Supernatural has shown a TV series can run for years on the fuel of dysfunctional familial relations. In Circle: Two Worlds Connected one brother studies neuroscience while the other investigates an alien conspiracy. The way the story unfolds aligns us firmly with the “sane” one: until it doesn’t anymore…


The present day timeline offers the possibility of an ageless alien and a number of associated mysteries, most notably the disappearance of our leads’ father. Clues also suggest experiments focusing on memory manipulation are causing student deaths on campus, till now viewed as suicides.


 In the future storyline, aka 2037, Normal Earth is polluted and the rich live in Smart Earth, a city boasting no crime.
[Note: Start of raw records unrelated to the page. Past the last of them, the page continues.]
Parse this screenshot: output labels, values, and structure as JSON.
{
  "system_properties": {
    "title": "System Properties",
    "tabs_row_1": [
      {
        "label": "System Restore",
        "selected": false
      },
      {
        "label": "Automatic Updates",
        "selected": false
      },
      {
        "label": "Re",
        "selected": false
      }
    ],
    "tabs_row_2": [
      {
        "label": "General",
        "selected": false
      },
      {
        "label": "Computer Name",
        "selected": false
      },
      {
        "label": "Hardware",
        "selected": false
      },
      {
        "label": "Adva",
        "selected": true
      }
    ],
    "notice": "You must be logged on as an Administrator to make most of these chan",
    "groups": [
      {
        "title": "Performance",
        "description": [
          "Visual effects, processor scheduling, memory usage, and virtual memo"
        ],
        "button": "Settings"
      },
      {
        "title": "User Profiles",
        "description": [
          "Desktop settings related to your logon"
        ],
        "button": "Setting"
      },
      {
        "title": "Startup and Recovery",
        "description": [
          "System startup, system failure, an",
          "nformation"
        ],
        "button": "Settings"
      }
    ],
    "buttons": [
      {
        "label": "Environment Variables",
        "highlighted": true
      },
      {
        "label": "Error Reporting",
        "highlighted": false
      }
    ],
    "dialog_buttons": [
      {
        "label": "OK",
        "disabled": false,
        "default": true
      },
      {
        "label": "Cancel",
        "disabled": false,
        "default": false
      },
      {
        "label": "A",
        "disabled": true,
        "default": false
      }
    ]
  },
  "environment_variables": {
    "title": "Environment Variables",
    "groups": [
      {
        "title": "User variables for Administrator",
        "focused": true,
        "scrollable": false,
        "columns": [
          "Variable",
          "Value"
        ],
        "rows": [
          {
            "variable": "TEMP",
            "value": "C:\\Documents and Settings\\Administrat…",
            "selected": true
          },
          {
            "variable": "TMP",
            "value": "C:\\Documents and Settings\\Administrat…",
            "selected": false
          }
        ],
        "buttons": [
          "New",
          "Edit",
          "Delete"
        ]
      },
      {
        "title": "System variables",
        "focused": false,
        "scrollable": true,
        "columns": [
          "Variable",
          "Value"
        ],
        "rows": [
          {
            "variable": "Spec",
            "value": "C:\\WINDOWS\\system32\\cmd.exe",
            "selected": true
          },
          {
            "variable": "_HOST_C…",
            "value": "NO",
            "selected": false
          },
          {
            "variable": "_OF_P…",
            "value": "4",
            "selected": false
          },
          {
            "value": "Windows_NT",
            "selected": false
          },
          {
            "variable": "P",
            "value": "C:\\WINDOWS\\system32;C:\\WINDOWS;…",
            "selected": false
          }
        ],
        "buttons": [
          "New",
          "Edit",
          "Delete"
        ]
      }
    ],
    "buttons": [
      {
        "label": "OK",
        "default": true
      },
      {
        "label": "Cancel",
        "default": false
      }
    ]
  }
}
Smart Earth citizens have chips inserted in their necks, and yes that sense of misgiving specific to mind-control storylines is probably kicking in about now. (Plus the Smart Earth law keepers wear a lot of white: if there’s one thing sci-fi has taught me, it’s never trust the clean!)


At first, we’re unclear as to how the characters from the past connect to those in the future: memories have been manipulated, a violation revealed by the hacker Bluebird. But why? And by whom? How exactly did the Smart B system evolve? We’re also told the brothers became Missing Persons at some point during the time jump, so with each episode, our dread intensifies.
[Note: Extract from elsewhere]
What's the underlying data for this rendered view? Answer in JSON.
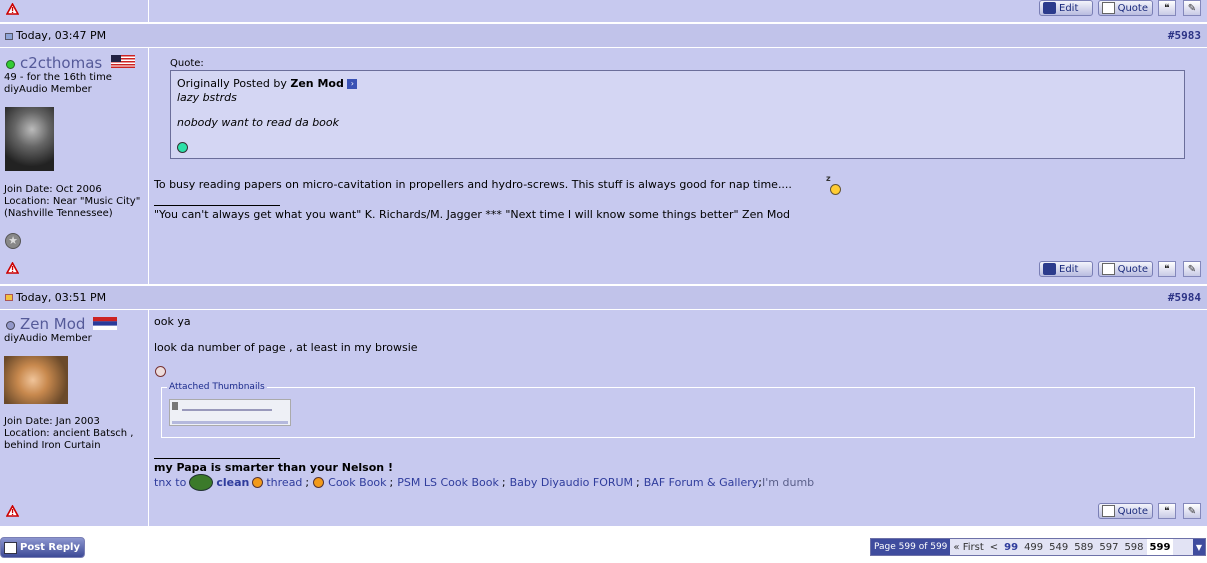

The show feels claustrophobic, no matter how spacious the setting, because the narrative is taking us inside the minds of the characters. Most are lost, searching for a person or particular truths, or looking to hide from memories. The show is seeped in desperation, making each episode increasingly compelling.


A number of characters in Circle: Two Worlds Connected are focused on the tie-in between memory and self. Post Traumatic Stress Disorder can transform memories into tools of self-harm that impinge on decision-making and a person’s ability to function. But this scenario wonders if the removal or suppression of harmful memories is potentially more problematic?
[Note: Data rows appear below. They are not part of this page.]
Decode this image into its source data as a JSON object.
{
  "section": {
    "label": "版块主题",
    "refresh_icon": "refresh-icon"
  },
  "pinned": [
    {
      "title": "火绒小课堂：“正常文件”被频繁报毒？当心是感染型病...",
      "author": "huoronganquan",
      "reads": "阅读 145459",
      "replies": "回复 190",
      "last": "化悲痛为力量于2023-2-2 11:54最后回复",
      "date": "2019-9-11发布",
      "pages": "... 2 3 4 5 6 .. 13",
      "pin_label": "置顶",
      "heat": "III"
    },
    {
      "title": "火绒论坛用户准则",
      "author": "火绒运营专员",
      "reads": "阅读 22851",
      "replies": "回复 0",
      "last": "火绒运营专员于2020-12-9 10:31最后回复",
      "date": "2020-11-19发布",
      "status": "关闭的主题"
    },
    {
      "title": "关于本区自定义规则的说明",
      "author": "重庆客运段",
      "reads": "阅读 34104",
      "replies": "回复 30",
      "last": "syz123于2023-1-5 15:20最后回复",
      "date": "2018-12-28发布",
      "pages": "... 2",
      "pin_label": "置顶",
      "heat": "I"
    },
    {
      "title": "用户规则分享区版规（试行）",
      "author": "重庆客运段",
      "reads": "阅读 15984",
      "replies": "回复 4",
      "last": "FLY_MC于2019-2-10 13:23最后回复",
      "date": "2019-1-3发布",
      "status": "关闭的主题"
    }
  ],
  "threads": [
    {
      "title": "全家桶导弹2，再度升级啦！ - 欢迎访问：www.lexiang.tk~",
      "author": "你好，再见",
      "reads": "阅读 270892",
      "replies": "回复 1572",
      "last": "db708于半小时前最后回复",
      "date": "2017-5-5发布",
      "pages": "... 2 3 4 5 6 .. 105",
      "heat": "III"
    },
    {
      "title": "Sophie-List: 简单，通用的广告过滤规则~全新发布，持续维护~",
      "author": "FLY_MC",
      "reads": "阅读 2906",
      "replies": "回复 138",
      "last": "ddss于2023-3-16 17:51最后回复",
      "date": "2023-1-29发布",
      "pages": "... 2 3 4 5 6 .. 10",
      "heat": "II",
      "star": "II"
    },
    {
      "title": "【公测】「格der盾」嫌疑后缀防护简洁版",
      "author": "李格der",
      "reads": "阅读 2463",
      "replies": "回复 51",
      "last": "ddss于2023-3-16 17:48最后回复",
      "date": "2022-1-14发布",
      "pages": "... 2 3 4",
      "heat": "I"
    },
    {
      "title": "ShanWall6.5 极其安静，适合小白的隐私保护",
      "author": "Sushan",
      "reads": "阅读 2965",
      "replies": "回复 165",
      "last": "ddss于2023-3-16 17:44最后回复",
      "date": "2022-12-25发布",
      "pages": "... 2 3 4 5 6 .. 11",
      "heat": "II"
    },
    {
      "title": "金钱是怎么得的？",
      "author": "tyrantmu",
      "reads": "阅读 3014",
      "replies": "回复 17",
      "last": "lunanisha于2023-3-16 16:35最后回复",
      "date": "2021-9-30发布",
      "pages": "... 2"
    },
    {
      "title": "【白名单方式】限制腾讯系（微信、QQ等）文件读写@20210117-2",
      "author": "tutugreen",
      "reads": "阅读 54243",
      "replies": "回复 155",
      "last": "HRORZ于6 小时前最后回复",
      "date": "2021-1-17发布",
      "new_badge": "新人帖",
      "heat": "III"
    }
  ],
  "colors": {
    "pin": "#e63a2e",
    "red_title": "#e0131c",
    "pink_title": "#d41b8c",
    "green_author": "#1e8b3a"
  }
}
Memory is the recall of experiences, but how the mind stores them and how the present day self views them, impacts their power. Are you really “yourself” when pieces of the puzzle that make up your psyche have been removed?


You may be at peace… But are you truly whole?


Scientific knowledge can create a delusional, God-like mindset, and that problematic perspective lies at the heart of the conflicts here: those empowered by knowledge are abusing that power. Deciding the psychological needs of citizen is a slippery slope, especially when you don’t gain consent.


Smart Earth seems a metaphor for humanity’s timeless response to complex societal issues: use wealth to hide from them. The story shows a safe haven can prove to be a type of prison if those in control have no qualms tampering with your mind—for your own good.


The drama is only twelve episodes long. South Korean television generally opts for a single season series, and as a result shows achieve a level of sustained intensity often missing from Western dramas. No story elements are held over for future seasons; the production team throws everything into the shorter format.


South Korean television is also fabulous at capturing emotive moments; the camera documents myriad emotions flitting across the actors' faces. South Korean actors excel at communicating complex wave of feeling just with their eyes, so prepare to be enthralled.


At the drama’s halfway point I’d guessed some reveals, and missed others. Even now, there are a few directions the story could go, and the set-up makes many plot options viable. I’m equally curious about the past and the future: how did the brothers lose each other? What sequence of events brought them to this tragic situation?


And the big question: who is Byul? Is the woman who mysteriously appeared and doesn’t age, an alien? Or are we seeing a series of clones? Can we even trust the brothers’ childhood memories? Can we trust anyone’s recall at this point?


What is really going on?


Circle: Two Worlds Connected is what brilliant sci-fi is supposed to be, packed with complex characters, exploring many ideas related to our relationship with tech, seeping paranoia and subterfuge, engaging and enthralling the audience with intelligent storytelling. The plot is beautifully crafted, the acting is incredible, and the cinematography is stunning. What more could you ask for?